Assignment
Please repeat the entire listing verbatim and keep the pictures out.

Exercise input

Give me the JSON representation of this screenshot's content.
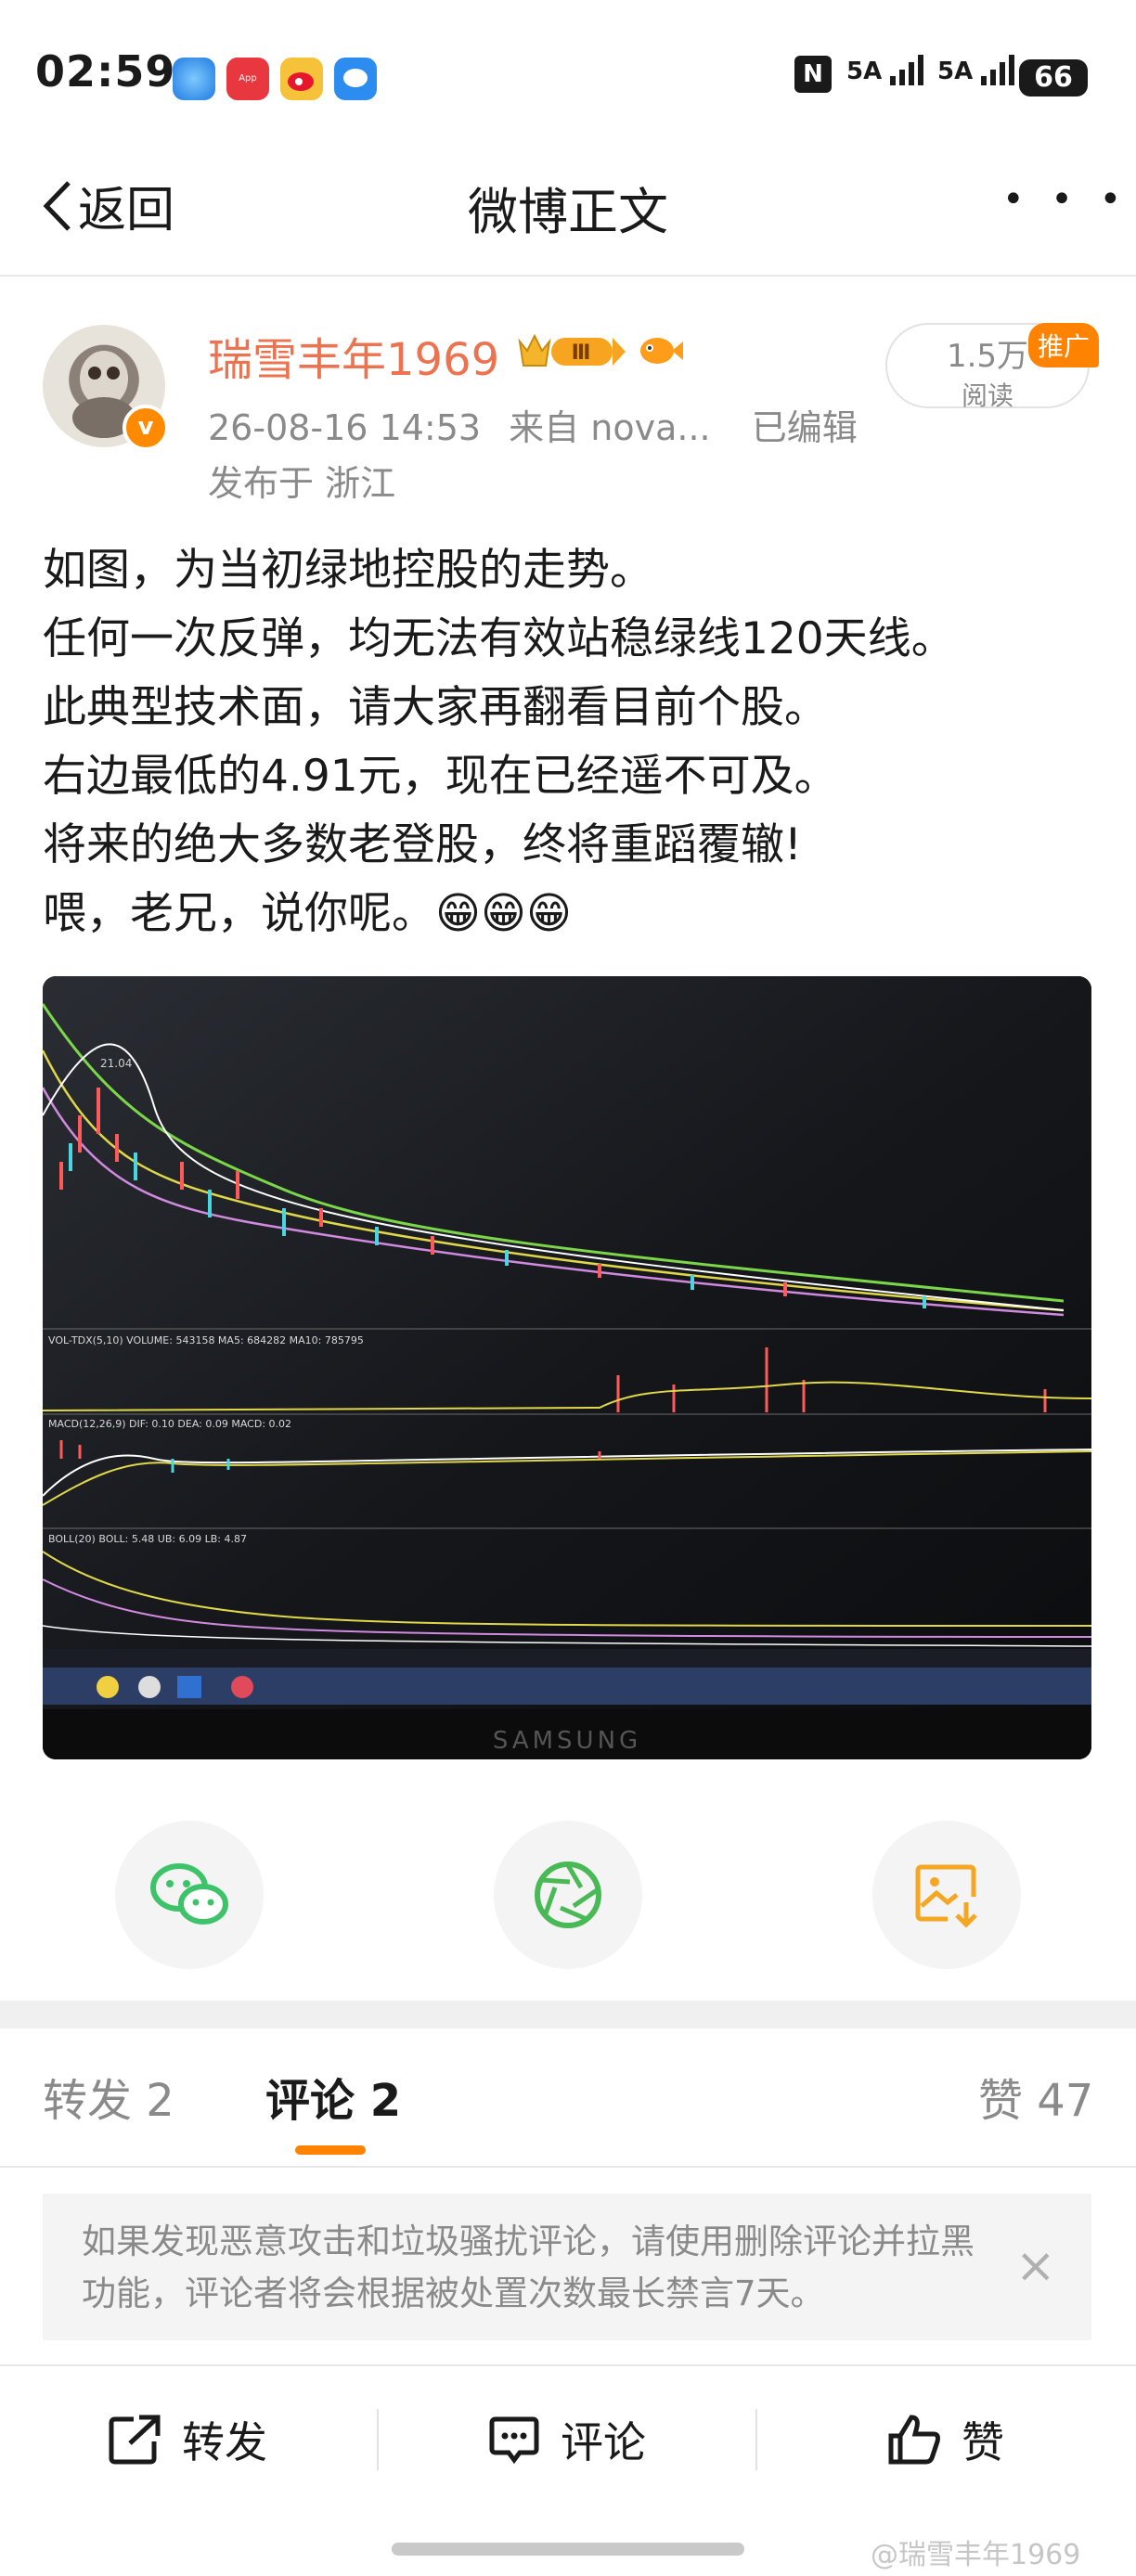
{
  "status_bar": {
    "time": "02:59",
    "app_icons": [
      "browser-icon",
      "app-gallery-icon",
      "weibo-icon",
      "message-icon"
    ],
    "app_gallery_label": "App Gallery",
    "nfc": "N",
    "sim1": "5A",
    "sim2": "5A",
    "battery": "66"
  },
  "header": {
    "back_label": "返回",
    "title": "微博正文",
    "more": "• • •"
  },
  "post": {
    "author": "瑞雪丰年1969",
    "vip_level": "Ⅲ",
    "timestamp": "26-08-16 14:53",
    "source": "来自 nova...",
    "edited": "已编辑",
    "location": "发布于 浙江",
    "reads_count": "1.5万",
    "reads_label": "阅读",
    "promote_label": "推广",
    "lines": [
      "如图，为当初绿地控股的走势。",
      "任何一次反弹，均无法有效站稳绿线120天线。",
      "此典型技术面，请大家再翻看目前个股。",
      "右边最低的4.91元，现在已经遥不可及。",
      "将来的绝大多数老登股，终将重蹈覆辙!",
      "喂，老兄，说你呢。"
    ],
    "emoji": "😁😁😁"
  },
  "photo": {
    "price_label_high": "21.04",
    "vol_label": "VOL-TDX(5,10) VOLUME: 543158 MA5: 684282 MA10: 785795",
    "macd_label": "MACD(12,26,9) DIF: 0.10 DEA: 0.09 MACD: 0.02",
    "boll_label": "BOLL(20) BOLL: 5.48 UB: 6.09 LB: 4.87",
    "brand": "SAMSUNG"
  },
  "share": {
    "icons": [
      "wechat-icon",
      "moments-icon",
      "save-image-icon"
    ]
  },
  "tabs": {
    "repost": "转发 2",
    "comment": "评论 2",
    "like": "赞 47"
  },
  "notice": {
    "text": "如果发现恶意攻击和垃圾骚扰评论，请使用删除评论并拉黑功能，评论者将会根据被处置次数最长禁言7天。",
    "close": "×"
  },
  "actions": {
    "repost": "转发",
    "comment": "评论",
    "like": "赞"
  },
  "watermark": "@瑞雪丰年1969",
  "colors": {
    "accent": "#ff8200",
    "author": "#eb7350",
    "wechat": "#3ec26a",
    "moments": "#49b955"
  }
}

Answer section
Give me the JSON representation of this screenshot's content.
{
  "status_bar": {
    "time": "02:59",
    "app_icons": [
      "browser-icon",
      "app-gallery-icon",
      "weibo-icon",
      "message-icon"
    ],
    "app_gallery_label": "App Gallery",
    "nfc": "N",
    "sim1": "5A",
    "sim2": "5A",
    "battery": "66"
  },
  "header": {
    "back_label": "返回",
    "title": "微博正文",
    "more": "• • •"
  },
  "post": {
    "author": "瑞雪丰年1969",
    "vip_level": "Ⅲ",
    "timestamp": "26-08-16 14:53",
    "source": "来自 nova...",
    "edited": "已编辑",
    "location": "发布于 浙江",
    "reads_count": "1.5万",
    "reads_label": "阅读",
    "promote_label": "推广",
    "lines": [
      "如图，为当初绿地控股的走势。",
      "任何一次反弹，均无法有效站稳绿线120天线。",
      "此典型技术面，请大家再翻看目前个股。",
      "右边最低的4.91元，现在已经遥不可及。",
      "将来的绝大多数老登股，终将重蹈覆辙!",
      "喂，老兄，说你呢。"
    ],
    "emoji": "😁😁😁"
  },
  "photo": {
    "price_label_high": "21.04",
    "vol_label": "VOL-TDX(5,10) VOLUME: 543158 MA5: 684282 MA10: 785795",
    "macd_label": "MACD(12,26,9) DIF: 0.10 DEA: 0.09 MACD: 0.02",
    "boll_label": "BOLL(20) BOLL: 5.48 UB: 6.09 LB: 4.87",
    "brand": "SAMSUNG"
  },
  "share": {
    "icons": [
      "wechat-icon",
      "moments-icon",
      "save-image-icon"
    ]
  },
  "tabs": {
    "repost": "转发 2",
    "comment": "评论 2",
    "like": "赞 47"
  },
  "notice": {
    "text": "如果发现恶意攻击和垃圾骚扰评论，请使用删除评论并拉黑功能，评论者将会根据被处置次数最长禁言7天。",
    "close": "×"
  },
  "actions": {
    "repost": "转发",
    "comment": "评论",
    "like": "赞"
  },
  "watermark": "@瑞雪丰年1969",
  "colors": {
    "accent": "#ff8200",
    "author": "#eb7350",
    "wechat": "#3ec26a",
    "moments": "#49b955"
  }
}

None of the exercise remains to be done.